By: Barry E. Prentice, PhD, President, Buoyant Aircraft Systems International
The transportation sector is responsible for approximately 25 percent of all Greenhouse Gas (GHG) emissions. Although strenuous efforts have been to reduce fuel consumption and GHG emission, other sectors of the economy find it easier than transport to reduce the use of carbon fuels, for example by increasing building insulation. Transportation in general has a problem because vehicles are limited in size by engineering and infrastructure. The larger the fuel tank, the less space remains to carry cargo or passengers. The only economic fuel alternatives are portable high energy density energy sources, like kerosene and gasoline. With economic growth, the share of GHG emissions created by transportation is likely to rise.
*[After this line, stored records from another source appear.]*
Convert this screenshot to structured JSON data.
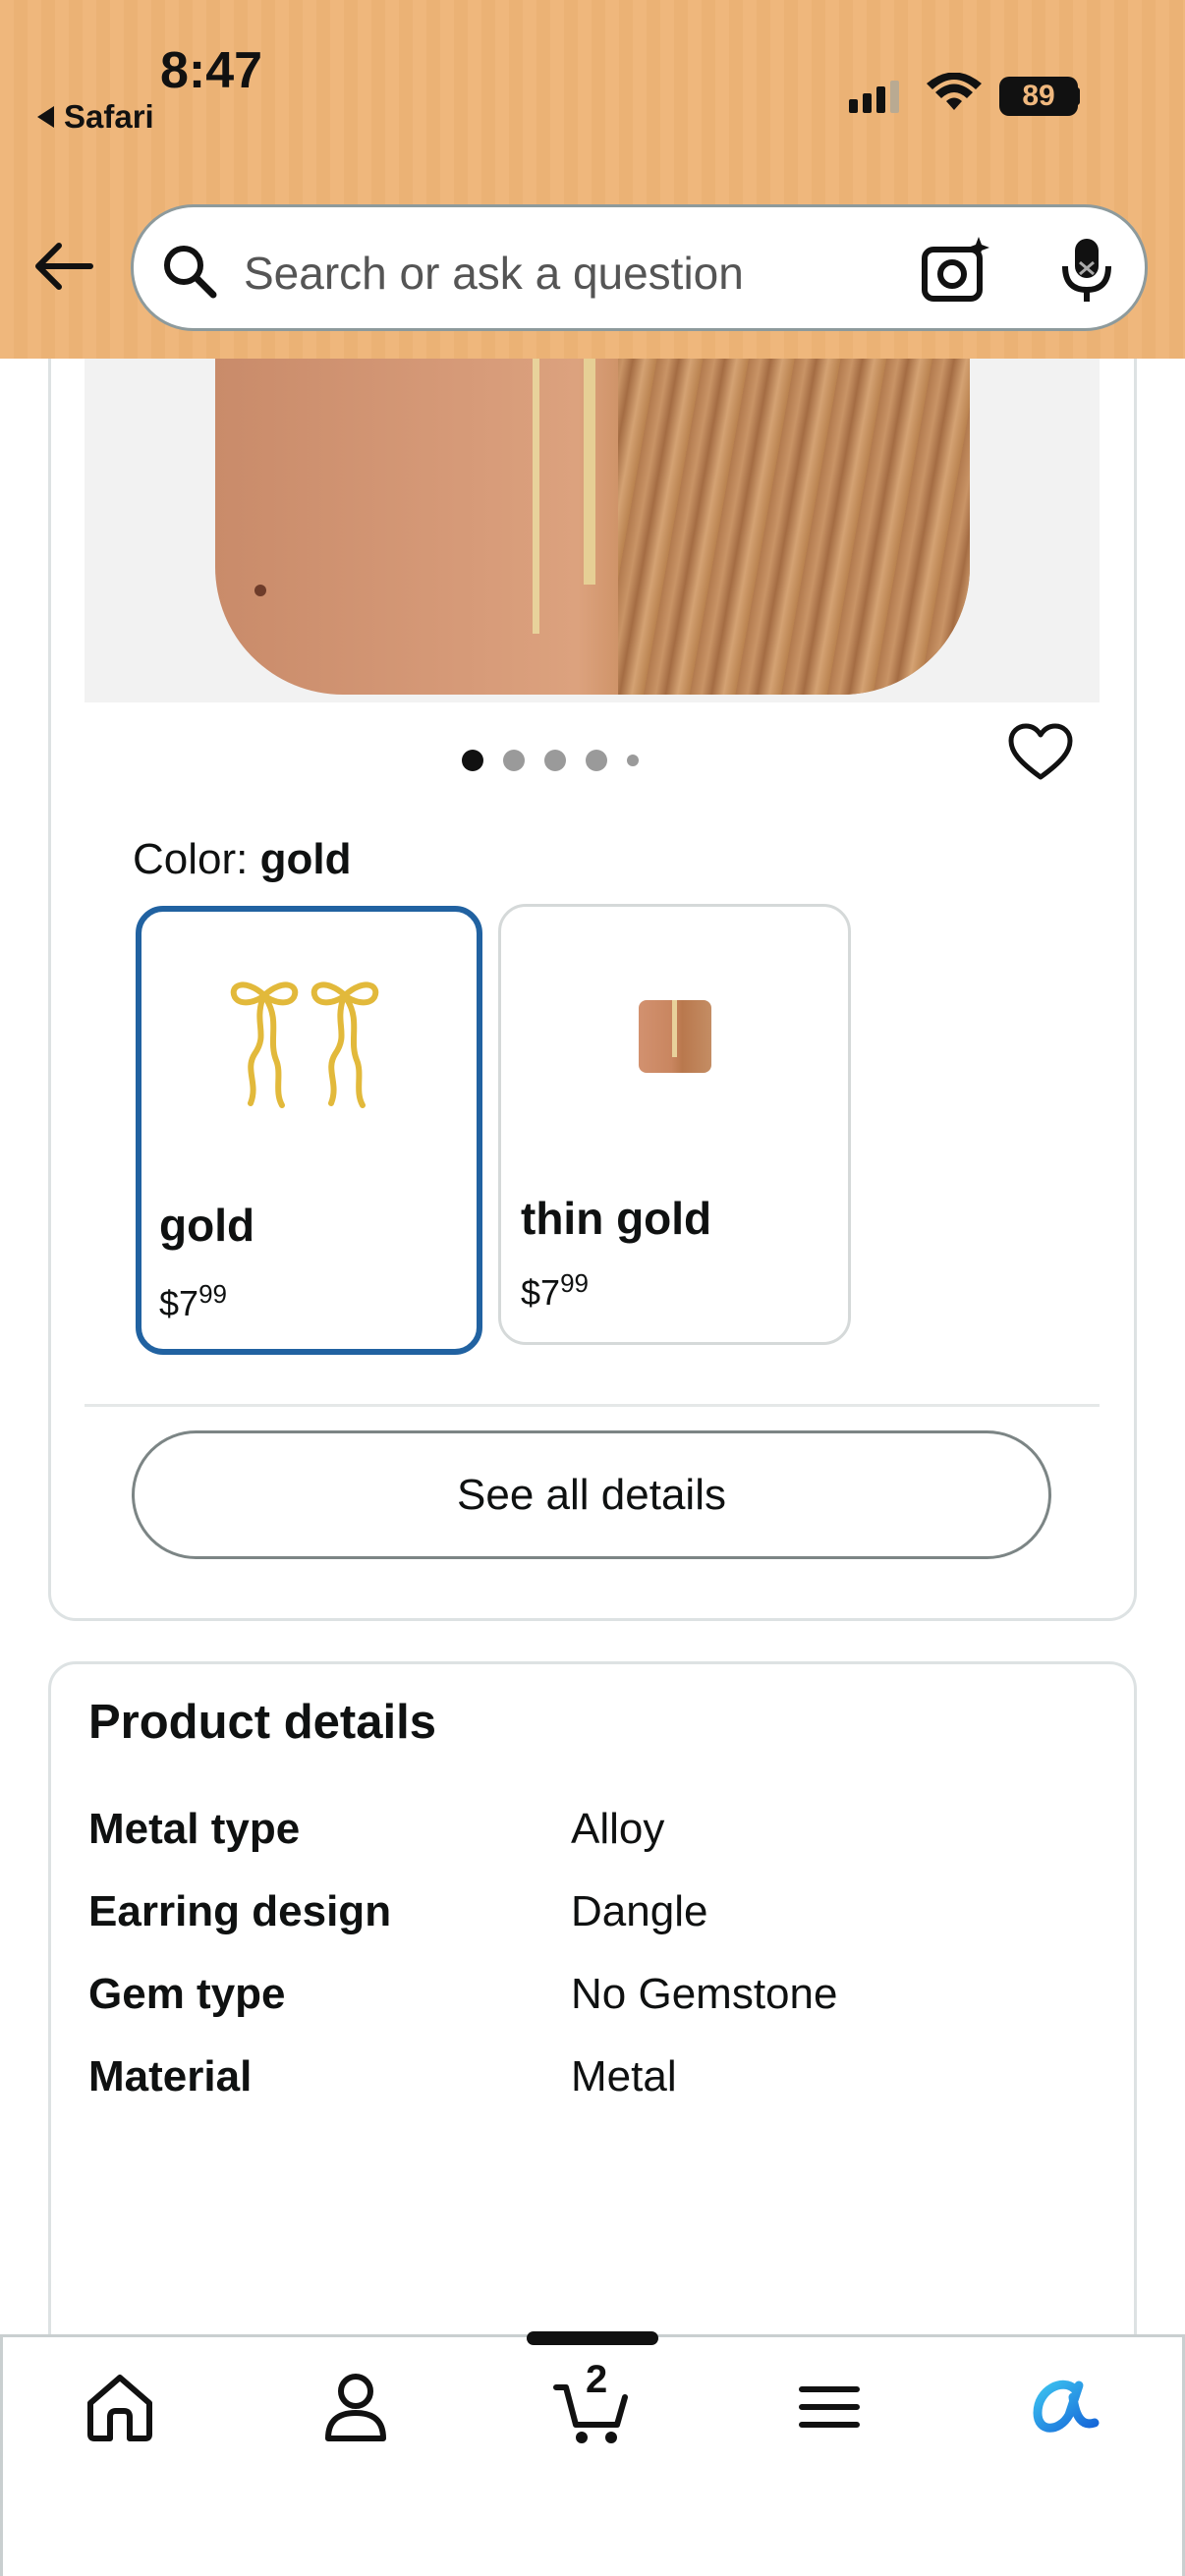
{
  "status_bar": {
    "time": "8:47",
    "back_app": "Safari",
    "battery": "89"
  },
  "search": {
    "placeholder": "Search or ask a question"
  },
  "product": {
    "color_label": "Color:",
    "selected_color": "gold",
    "image_dots": 5,
    "variants": [
      {
        "name": "gold",
        "price_symbol": "$",
        "price_whole": "7",
        "price_fraction": "99",
        "selected": true
      },
      {
        "name": "thin gold",
        "price_symbol": "$",
        "price_whole": "7",
        "price_fraction": "99",
        "selected": false
      }
    ],
    "see_all_label": "See all details"
  },
  "details": {
    "title": "Product details",
    "rows": [
      {
        "key": "Metal type",
        "value": "Alloy"
      },
      {
        "key": "Earring design",
        "value": "Dangle"
      },
      {
        "key": "Gem type",
        "value": "No Gemstone"
      },
      {
        "key": "Material",
        "value": "Metal"
      }
    ]
  },
  "tabbar": {
    "cart_count": "2",
    "tabs": [
      "home-icon",
      "account-icon",
      "cart-icon",
      "menu-icon",
      "rufus-icon"
    ]
  },
  "colors": {
    "accent": "#2162a1",
    "header": "#efb77c",
    "rufus": "#1a8ee8"
  }
}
As the world economy expands, the absolute growth of transportation-related GHG emissions can be expected to increase, even with technological advance. The current consumption of fuel by the global airlines is about 5 million barrels per day. In a recent article, Grote, Williams and Preston reach a gloomy conclusion about the future of aviation’s contribution to climate change. “If all mitigation-measures [for air travel] are successfully implemented, it is still likely that traffic growth-rates will continue to out-pace emissions reduction-rates.” Only a dramatic change in technology, like the use of airships can reduce the carbon emissions of air traffic.
Airships have yet to be embraced as a solution for decreasing air transport pollution, but the argument is easily made technically…